Plaintiff’s defamation claim is based on a statement in a City press release and other “defamatory statements to members of the public through publication of news articles regarding plaintiff’s actions that allegedly led to [Defendants'] filing of the [prior action] and by asserting that he had engaged in wrongdoing regarding the [ ] lease.” (Pl.’s Compl. ¶ 28.)
Defendants argue that making the statements in the press release and the “news articles” was protected activity under the AntiSLAPP statute. (Mot. at 16:26-19:8.) “[A] writing made in … a public forum in connection with an issue of public interest” is a protected activity for Anti-SLAPP purposes.Cal.Civ.Proc.Code § 425.16(e). The City’s press release and the “news articles” constituted statements in public fora. See Damon v. Ocean Hills Journalism Club, 85 Cal.App.4th 468, 476, 102 Cal.Rptr.2d 205 (2000) (holding that a newsletter containing a “single viewpoint” was a public forum “in the sense that it was a vehicle for communicating a message about public matters to a large and interested community”); Annette F. v. Sharon S., 119 Cal.App.4th 1146, 1161, 15 Cal.Rptr.3d 100 (2004) (holding that a news publication is a public forum). Further, the statements were in connection with the litigation between the City and Plaintiff and the loan to Plaintiff of public funds. (Pl.’s Compl. ¶ 14.) These were issues of public interest. See Copley Press, Inc. v. Sup.Ct., 63 Cal.App.4th 367, 376, 74 Cal.Rptr.2d 69 (1998) (“[T]he public has a legitimate interest in knowing how public funds are spent and how claims (formal or informal) against public entities are settled.”). Accordingly, Defendants have met their burden of demonstrating that making the allegedly defamatory statements in the press release and in the news publications were protected activities under the Anti-SLAPP statute.
D. Plaintiff’s Probability of Prevailing on the Merits
In opposing the Anti-SLAPP motion, Plaintiff “cannot simply rely on [his] pleadings, even if verified, but must adduce competent, admissible evidence” to establish a probability of prevailing on the merits. Roberts v. Los Angeles County Bar Ass’n, 105 Cal.App.4th 604, 613-614, 129 Cal.Rptr.2d 546 (2003).
Plaintiff has not demonstrated a probability of prevailing on the merits of his defamation claim based on the press release. Since Plaintiff failed to provide evidence demonstrating that he filed a tort claim with the City alleging that the press release was defamatory, Plaintiff has not shown that the defamation claim is not barred by the California Tort Claims Act. SeeCal. Gov’t Code §§ 900 et seq.; see Rabkin v. Dean, 856 F.Supp. 543, 553 (N.D.Cal.1994) (dismissing claim for defamation against city council member because plaintiff “fail[ed] to comply with the claims procedure of the California Tort Claims Act”).

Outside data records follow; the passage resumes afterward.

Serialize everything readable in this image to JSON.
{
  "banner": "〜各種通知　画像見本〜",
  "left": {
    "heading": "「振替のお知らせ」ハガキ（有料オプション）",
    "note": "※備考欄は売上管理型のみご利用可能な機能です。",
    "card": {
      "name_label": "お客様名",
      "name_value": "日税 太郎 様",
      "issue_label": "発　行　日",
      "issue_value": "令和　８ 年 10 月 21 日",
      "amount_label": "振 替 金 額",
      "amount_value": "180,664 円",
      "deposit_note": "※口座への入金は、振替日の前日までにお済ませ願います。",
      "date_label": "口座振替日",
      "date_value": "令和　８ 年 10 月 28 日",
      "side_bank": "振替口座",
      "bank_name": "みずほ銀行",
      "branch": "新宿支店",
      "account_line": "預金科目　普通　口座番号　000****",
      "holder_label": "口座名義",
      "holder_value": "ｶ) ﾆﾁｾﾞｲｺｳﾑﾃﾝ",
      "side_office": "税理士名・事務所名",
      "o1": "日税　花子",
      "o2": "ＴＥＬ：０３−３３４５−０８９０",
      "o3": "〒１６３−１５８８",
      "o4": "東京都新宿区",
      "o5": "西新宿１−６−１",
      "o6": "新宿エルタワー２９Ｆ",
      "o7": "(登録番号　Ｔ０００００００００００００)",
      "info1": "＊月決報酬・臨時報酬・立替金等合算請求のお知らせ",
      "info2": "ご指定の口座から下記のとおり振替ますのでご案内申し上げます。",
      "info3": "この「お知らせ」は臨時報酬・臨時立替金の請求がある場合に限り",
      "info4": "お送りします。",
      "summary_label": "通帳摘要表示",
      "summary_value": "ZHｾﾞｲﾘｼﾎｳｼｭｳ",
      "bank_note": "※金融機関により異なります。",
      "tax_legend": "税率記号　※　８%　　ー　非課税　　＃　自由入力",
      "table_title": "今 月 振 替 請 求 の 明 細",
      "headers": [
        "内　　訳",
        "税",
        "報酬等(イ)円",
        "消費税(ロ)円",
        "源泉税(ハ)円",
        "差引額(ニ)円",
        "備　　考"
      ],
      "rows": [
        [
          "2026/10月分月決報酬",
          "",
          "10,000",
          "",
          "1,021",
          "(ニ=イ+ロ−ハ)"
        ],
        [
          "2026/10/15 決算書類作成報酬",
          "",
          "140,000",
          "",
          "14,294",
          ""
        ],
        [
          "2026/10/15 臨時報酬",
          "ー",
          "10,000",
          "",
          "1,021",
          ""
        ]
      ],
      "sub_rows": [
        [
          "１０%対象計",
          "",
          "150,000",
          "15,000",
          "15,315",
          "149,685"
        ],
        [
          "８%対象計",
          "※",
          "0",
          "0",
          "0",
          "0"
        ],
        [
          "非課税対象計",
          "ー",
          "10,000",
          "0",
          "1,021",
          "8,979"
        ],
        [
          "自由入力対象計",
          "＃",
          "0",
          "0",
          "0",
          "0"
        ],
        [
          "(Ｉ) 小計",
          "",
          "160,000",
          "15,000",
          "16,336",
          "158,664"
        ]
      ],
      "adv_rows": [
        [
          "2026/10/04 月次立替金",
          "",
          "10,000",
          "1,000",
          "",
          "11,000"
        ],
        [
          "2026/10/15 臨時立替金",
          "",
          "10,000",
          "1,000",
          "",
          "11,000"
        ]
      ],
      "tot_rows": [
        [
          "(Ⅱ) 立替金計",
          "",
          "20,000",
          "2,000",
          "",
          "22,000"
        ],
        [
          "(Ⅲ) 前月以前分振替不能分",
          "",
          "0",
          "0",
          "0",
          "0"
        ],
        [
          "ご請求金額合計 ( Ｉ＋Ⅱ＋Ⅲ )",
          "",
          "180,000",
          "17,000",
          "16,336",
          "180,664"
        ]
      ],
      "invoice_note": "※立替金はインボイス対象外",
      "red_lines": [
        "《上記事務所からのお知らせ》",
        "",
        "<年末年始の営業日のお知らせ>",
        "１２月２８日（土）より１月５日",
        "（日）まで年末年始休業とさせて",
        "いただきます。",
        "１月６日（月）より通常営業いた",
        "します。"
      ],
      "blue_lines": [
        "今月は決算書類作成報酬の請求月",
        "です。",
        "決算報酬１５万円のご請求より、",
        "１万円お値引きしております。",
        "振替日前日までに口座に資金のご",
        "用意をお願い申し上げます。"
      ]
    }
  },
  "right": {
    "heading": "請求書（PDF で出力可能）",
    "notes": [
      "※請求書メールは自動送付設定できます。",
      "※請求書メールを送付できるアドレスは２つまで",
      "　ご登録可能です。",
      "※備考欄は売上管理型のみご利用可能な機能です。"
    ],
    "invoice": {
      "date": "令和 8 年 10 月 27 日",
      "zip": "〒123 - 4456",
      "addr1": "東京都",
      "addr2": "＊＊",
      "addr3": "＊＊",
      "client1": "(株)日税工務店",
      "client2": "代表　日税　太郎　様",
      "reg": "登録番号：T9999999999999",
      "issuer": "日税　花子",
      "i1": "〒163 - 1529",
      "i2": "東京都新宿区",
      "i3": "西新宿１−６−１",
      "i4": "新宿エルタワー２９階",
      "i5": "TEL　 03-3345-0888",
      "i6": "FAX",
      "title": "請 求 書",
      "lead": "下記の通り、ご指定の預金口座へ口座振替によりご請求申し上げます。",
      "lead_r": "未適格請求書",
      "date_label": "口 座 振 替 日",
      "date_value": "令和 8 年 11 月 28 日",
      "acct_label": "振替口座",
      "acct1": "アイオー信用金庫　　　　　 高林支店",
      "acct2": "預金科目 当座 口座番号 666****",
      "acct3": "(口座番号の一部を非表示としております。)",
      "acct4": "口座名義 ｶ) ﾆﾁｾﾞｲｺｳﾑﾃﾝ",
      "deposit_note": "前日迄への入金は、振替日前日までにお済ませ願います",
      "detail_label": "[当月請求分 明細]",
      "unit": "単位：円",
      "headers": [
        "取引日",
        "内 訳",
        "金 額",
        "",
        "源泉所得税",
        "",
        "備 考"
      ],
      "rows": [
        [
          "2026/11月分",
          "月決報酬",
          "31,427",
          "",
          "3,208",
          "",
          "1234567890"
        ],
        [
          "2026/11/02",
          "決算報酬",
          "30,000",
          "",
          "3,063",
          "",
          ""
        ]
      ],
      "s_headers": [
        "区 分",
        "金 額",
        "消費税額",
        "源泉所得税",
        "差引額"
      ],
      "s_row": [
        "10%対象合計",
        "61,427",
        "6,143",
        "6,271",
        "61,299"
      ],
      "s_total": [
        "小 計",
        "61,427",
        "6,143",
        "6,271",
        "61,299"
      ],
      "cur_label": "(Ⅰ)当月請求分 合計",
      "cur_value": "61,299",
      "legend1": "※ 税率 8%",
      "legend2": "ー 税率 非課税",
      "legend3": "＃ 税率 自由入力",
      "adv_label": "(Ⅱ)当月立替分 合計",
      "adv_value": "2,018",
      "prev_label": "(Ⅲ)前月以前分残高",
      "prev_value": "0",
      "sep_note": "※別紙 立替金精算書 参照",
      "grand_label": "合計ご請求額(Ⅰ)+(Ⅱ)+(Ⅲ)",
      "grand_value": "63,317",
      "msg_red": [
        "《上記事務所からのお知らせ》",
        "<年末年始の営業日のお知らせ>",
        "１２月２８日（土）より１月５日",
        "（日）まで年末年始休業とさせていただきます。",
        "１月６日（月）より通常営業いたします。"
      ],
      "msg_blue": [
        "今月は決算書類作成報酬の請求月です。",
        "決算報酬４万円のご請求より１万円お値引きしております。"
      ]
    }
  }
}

Further, Plaintiff has not demonstrated a probability of prevailing on the merits of his defamation claim based on the other “defamatory statements to members of the public through publications of news articles” because Plaintiff has presented no admissible evidence of these other statements or who made them. (Pl .’s Compl. ¶ 28.) “Even under liberal federal pleading standards, general allegations of the defamatory statements which do not identify the substance of what was said are insufficient.”Jacobson v. Schwarzenegger, 357 F.Supp.2d 1198, 1216 (C.D.Cal.2004) (holding that a “defamation claim is insufficient” because the plaintiff failed to “identify and state the substance of the allegedly defamatory statement”). Accordingly, Defendants’ Anti-SLAPP motion to strike Plaintiff’s defamation claim is granted.
For the foregoing reasons, Defendants’ motion to dismiss Plaintiff’s federal malicious prosecution claim is denied and Defendants’ Anti-SLAPP motion to strike is granted.